  8. CHAPTER FOUR Starring Kitanos
    (pp. 72-85)

    Takeshi Kitano/Beat Takeshi occupies a vexing position when it comes to the question of stardom and celebrity. As film-art auteur and troubled multi-talented genius, ortensai, he is a feted, auratic figure of fame. As film star Beat Takeshi he is typed to play certain explosive roles tinged with pathos and melancholy and when these roles are circumnavigated, this ‘problematic fit’ extends the semiotic and affective reach of his star image. As game-show host he is a television personality or celebrity, more ordinary and immediate than extraordinary and lasting, to paraphrase John Ellis’s (2007) problematic distinction between the film star...

  9. CHAPTER FIVE This is the Sea
    (pp. 86-97)

    In this chapter I explore the way that Takeshi Kitano employs the sea and the shoreline, and the qualities of water, to explore questions of loss and belonging, and new becomings. In a literal and metaphoric sense, when his (male) characters go to the beach, or end up at the water’s edge, they die and are re-born again, the mythic qualities of the sea heralding their transformation and guiding or sealing their fate. In a Takeshi Kitano film the sea and the shoreline are very often the conjoining locations where the social and existential crises of gender, tradition and belonging...

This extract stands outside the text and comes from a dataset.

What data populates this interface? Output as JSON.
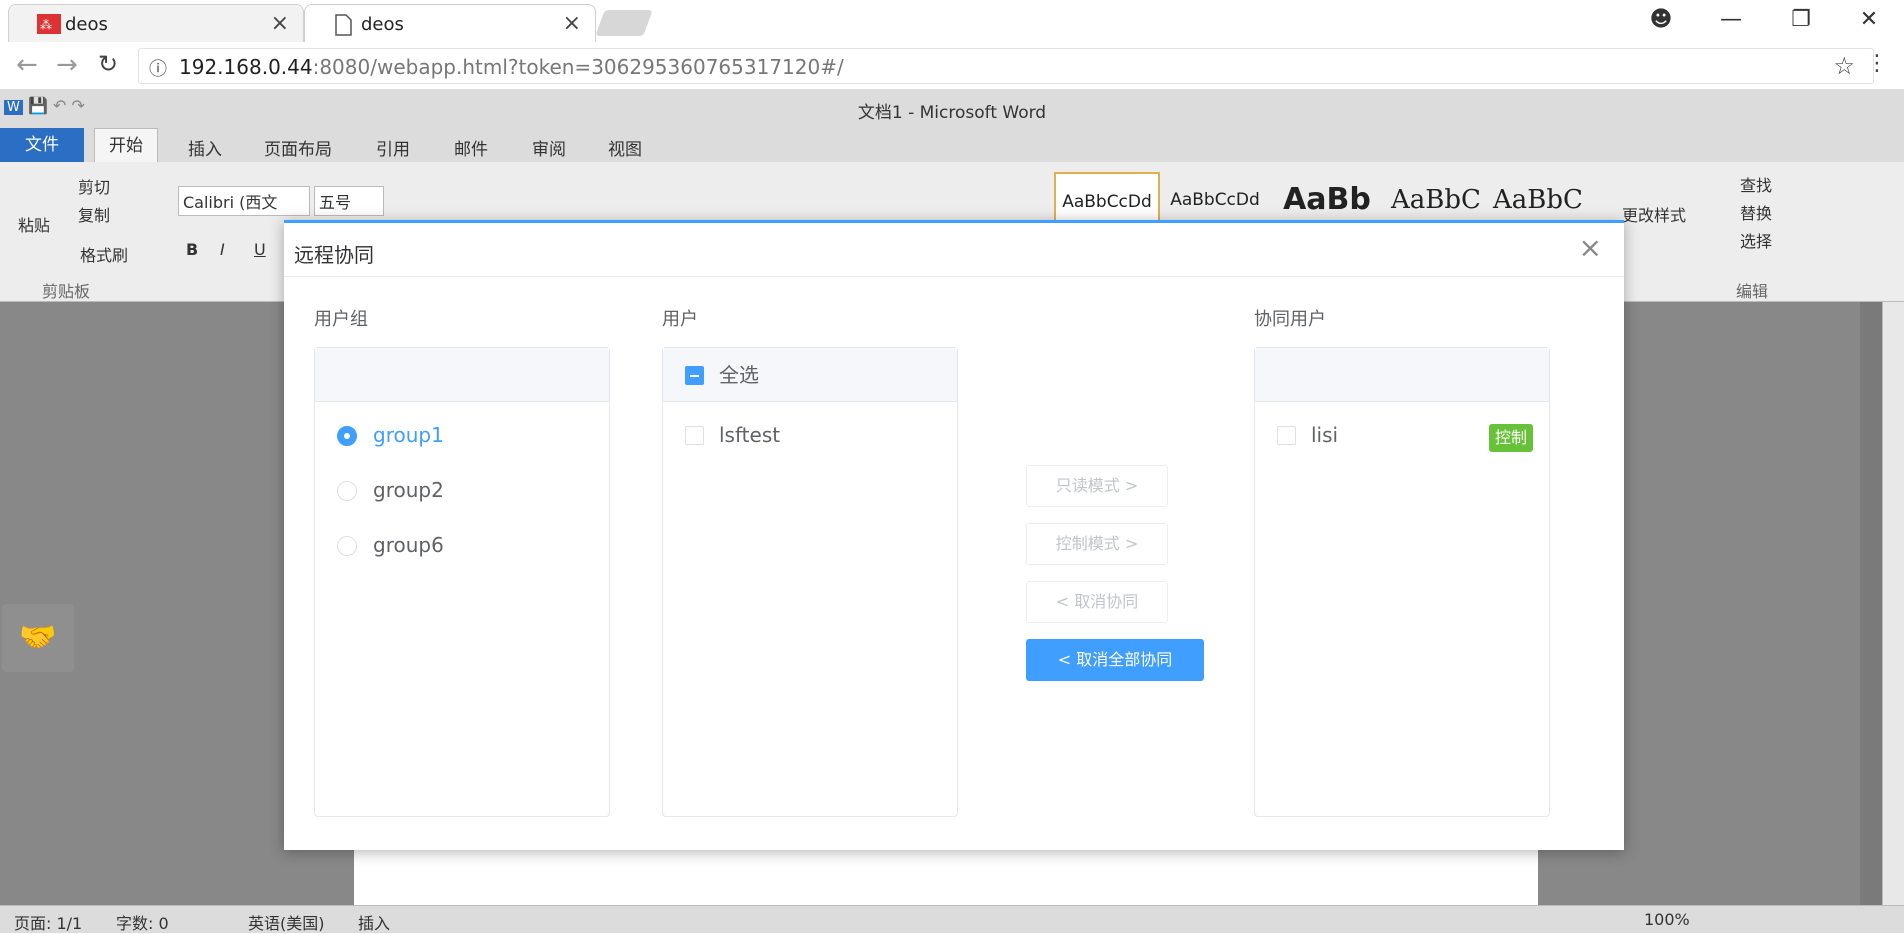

  10. CONCLUSION: Standing Outside Office Kitano
    (pp. 98-102)

    Since the 2005 release ofTakeshis, the first in a trilogy of films that consciously self-reflected on Kitano’s own role as a film director and actor-star, and the process of filmmaking itself, Kitano has arguably been in the process of further disintegrating, multiplying his personas in a violent process of self-rejection and refusal to conform. Kitano’s own self-loathing and suicide wish manifests itself in number of ways. In this trilogy of ‘creative destructions’ his own status as a director-artist and television star is criticised and assaulted through narratives where his art fails him, his stardom kills him, and reinvention leads...

  11. POSTSCRIPT: I Welcome the Pain of it Already
    (pp. 103-108)

    In an interview at the 2010 Cannes Film Festival, whereOutragewas in competition, Kitano responded to a question about him supposedly wanting the audience to feel the pain in the film by saying the following:

    While I was writing this script and while I was shooting, my intention was that all the violence should look as painful as possible because that’s how it is in real life. Violence is a painful thing. (Jahn 2011)

    He goes onto connect the inherent pain of violent action with comic reaction, suggesting that the violence in the film is often comical, and therefore...

  12. FILMOGRAPHY
    (pp. 109-112)
  13. BIBLIOGRAPHY
    (pp. 113-118)
  14. INDEX
    (pp. 119-120)